The Lemur might just be the most exciting new product to be released for years. When it’s up and running, it looks like something out of Minority Report, and it’s insanely addictive.
The Lemur is a touchscreen controller that’s configured via Ethernet using JazzMutant’s Jazz Editor application, and this Ethernet connection is the only link between the Lemur and your computer.
A selection of different controller objects of varying familiarity can be created, positioned and re-sized with the mouse. The most basic objects are buttons, pads and faders – the spooky ones are the Multi-Ball areas, where little circles of light that output X/Y values gather at your finger tips. The dynamic controllers can have physical modelling applied to them, so faders can be springy, and the little balls will move naturally around their areas, bouncing off the sides like billiard balls.
The Jazz Editor application displays its own version of the Lemur screen, and all your actions are mirrored on the hardware. Once a controller object is on the Lemur screen, it will immediately respond to your touch and is ready to have its function, name and values applied to it. Each screen of controllers or objects is called an interface, and you can have several interfaces in one project (this can contain up to 1024 objects).
Projects are saved as XML files. When a project is loaded into the Lemur from the Jazz Editor (or eventually from within the Lemur’s own onboard memory), its different interfaces can be displayed as thumbnails (and selected by touch), or scrolled through using the small rectangular buttons on the hardware.
How it all works
The controllers are given their functions by linking object values, expressions (preset mathematical functions) and variables (parameters in the software you want to control). This system sounds a bit daunting – and some of the maths involved is frightening – but with a little perseverance everything soon clicks into place and you begin pondering the possibilities. Opening the Jazz Editor reveals a browser, a properties window and a big Lemur logo.
You link to the Lemur using the connect button in the top right – a window containing IP addresses and port numbers appears to ensure proper communication. Once connected, you click on the Interface icon and the screen goes blank. Then you’re ready to start building a new interface. Clicking Object presents you with a menu of those that are currently available. You then choose one – a fader, for example. This will pop up on the Lemur screen and the Jazz Editor, where its name, X and Y position and size, value and colour will be displayed in the properties window.
Once you’ve placed it where you want it on the screen you can name it – let’s say you’re creating a master fader for Reaktor and calling it Master, for example – and the fader object is also listed in the project browser. As far as the Lemur is concerned, all its controller objects output a basic value of ‘x’, so our new fader would have a value of Master.x.
OSC-compatible synths come with a list of their OSC controllable parameters (the OSC label for controlling the master volume could be Reaktor.MasterVolume). To make our new fader work we’d need to create what’s known in Lemur speak as an Expression.
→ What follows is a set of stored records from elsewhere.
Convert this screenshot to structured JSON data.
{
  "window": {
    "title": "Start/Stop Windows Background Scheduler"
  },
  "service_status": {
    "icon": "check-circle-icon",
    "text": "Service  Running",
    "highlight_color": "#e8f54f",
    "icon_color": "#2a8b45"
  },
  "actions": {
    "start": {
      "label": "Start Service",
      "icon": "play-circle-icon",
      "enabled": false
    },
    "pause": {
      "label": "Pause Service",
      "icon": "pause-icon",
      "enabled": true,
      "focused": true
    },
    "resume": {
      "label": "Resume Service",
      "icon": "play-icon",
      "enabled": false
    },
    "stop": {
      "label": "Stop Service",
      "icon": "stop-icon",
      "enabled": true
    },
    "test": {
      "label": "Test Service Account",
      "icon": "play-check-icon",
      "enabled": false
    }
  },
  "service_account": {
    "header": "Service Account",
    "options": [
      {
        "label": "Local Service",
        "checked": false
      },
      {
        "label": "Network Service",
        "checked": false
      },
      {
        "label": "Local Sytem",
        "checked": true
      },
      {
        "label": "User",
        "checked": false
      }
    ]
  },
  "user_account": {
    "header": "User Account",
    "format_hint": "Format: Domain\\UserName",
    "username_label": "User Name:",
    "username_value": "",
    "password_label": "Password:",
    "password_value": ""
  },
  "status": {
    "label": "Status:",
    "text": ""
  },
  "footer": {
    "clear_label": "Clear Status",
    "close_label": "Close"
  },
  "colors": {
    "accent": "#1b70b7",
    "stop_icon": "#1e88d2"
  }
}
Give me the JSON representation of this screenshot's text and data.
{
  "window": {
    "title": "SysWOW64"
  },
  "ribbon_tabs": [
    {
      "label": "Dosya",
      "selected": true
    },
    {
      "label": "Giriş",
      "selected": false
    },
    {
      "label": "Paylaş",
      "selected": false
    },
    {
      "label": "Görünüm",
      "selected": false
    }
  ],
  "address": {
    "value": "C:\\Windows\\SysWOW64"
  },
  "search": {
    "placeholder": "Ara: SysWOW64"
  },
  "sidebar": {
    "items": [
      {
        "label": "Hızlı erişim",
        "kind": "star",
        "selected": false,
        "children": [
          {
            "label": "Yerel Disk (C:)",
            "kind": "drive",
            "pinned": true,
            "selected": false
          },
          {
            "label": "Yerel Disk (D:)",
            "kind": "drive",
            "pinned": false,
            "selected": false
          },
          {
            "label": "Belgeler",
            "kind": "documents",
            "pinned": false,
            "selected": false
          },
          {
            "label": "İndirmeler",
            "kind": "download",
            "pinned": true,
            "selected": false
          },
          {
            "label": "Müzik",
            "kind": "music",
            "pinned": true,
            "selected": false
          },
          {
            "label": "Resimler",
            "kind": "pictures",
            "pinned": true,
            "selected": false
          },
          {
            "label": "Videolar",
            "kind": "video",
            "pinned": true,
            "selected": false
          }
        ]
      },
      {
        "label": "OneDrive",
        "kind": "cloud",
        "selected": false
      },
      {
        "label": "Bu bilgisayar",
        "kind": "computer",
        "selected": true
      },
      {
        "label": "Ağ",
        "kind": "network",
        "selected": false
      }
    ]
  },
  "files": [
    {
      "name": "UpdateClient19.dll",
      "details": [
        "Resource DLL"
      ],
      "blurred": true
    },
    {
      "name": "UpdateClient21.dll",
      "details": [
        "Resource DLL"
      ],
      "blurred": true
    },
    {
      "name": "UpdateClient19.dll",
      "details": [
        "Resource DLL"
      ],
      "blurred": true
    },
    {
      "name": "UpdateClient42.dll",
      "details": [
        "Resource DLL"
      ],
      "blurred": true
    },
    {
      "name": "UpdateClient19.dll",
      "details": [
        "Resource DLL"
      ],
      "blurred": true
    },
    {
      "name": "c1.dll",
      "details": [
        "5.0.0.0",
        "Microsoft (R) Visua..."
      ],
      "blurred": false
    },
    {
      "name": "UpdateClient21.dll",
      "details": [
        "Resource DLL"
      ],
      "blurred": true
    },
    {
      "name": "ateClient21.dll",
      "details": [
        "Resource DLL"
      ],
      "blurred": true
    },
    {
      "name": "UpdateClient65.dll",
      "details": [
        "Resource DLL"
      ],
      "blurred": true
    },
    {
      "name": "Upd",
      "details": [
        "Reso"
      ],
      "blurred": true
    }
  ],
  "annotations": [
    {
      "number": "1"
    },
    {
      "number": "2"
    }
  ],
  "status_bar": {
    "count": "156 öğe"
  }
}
Clicking on the Expression button brings up the Edit Expression window. The OSC parameter is entered on the top line (ie, Reaktor.MasterVolume), and the value you wish to associate with it is entered below (ie, Master.x). A new Expression is then listed in the project browser: Reaktor.MasterVolume = Master.x. The new fader should control the master output of Reaktor.
You can go deeper, but don’t be put off by all this mathematical mumbo jumbo. It doesn’t take long to get into the swing of creating your own interfaces, and it becomes as addictive as Sudoku before long!
The Lemur will eventually come with tweakable presets; as it stands, making an interface is akin to programming a synth patch from scratch every time you want to hear a new sound. Happily, the current version of the Jazz Editor now has MIDI Expressions included, which effectively means that the Lemur transmits MIDI. The Lemur would show up as a MIDI node in any sequencer or synth application, making it instantly useable with just about everything.
The response of the Lemur is instantaneous, even if the graphics themselves can lag behind a little.
Certain little things could be improved: it would be good if the faders had an area of play at either end to help you set the minimum and maximum positions without missing the fader by a millimetre or two, and as yet, the meter won’t display values from the target synth. In general though, the Lemur is a joy to use and, ultimately, you’re only limited by your imagination.